“Daniel’s Choice,” Liahona, Mar. 1999, 12
When King Nebuchadnezzar and his soldiers captured Jerusalem, they took many Israelites with them back to Babylon. There, the king gave his chief officer an important job—to pick out the smartest and healthiest of the Israelite children, bring them to the palace, and teach them the language and learning of the scholars.
Four of the children chosen were Daniel and his friends Hananiah, Mishael, and Azariah. Living in the palace was very different from living at home. In the palace, they were given Babylonian names: Belteshazzar, Shadrach, Meshach, and Abed-nego.
The children were also fed special foods. The king himself ate these foods, but Daniel knew that they were not good for him. He asked the chief officer not to make him eat the foods nor drink the wine.
The chief officer said that Daniel must eat them or he would not be as healthy as the other children. The king might then be angry and have the chief officer killed.
Because Daniel did not want the chief officer to be harmed, he asked that he and his friends be given pulse (vegetables) and water for 10 days. Then, after being compared to the other children, if the four friends were not as healthy, they would eat the king’s food.
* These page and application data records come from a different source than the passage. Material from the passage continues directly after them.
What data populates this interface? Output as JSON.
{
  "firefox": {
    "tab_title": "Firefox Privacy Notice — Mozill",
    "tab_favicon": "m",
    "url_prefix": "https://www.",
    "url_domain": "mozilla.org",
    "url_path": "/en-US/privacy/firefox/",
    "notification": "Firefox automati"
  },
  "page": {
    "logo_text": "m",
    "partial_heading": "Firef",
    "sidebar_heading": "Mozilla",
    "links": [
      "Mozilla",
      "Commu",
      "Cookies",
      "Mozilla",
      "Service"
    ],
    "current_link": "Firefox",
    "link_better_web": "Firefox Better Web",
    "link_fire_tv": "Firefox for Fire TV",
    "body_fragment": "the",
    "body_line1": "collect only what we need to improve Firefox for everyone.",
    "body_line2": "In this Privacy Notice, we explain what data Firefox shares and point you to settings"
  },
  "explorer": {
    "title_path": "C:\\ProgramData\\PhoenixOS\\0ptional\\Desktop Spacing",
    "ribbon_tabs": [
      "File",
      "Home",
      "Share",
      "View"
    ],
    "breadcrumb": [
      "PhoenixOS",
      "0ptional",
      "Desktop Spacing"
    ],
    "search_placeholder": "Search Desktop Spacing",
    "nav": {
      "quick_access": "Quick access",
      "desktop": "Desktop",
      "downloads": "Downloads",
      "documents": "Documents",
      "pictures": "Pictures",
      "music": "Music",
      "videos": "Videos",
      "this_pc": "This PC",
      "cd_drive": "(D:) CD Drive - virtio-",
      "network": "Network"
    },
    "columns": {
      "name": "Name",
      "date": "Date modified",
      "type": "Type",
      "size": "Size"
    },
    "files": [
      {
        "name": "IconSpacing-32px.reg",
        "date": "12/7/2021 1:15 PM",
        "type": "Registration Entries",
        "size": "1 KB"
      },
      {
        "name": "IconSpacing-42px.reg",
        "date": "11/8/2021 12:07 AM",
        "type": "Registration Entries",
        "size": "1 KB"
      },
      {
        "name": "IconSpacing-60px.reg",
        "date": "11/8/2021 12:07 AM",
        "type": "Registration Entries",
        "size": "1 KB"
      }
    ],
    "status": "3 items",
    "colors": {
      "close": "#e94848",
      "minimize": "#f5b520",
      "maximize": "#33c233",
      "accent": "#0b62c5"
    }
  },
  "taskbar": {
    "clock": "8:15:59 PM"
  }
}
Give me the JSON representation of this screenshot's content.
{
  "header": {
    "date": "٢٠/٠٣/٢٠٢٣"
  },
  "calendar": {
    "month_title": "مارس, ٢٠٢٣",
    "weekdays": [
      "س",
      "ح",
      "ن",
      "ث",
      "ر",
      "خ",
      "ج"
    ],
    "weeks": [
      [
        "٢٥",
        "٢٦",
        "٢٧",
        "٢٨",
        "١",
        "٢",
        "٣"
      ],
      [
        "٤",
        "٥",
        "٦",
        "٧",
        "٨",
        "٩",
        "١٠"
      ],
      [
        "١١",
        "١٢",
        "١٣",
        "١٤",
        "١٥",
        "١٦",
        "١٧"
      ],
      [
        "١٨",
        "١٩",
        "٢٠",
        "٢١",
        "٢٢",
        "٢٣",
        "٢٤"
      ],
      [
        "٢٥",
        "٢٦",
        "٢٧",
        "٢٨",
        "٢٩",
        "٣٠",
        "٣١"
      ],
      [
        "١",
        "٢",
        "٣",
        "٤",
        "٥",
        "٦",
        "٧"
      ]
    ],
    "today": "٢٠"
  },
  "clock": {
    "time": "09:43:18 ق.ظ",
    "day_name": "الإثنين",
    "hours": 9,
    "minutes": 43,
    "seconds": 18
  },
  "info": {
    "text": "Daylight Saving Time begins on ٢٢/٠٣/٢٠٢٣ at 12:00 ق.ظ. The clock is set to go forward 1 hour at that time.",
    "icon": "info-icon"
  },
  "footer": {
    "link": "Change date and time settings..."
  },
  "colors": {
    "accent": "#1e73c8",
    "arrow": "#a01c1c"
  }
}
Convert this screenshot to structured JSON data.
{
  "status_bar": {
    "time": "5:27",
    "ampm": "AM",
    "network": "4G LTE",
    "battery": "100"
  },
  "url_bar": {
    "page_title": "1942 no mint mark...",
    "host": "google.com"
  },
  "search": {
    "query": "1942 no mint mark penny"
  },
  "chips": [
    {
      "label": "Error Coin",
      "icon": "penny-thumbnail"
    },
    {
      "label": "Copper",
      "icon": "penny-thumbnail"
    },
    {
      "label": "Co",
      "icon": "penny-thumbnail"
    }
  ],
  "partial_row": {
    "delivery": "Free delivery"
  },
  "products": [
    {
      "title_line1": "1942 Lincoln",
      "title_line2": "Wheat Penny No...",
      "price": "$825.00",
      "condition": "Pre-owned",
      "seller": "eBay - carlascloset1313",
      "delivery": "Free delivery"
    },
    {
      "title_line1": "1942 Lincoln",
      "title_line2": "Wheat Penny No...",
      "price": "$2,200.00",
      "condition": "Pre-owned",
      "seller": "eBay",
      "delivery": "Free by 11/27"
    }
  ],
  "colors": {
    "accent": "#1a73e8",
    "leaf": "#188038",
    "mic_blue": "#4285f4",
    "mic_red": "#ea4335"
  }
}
The chief officer agreed. After 10 days, Daniel and his friends were strong and full of energy. They looked healthier than the other children. And they were wiser than even the king’s own counselors! (See Dan. 1:1–20.)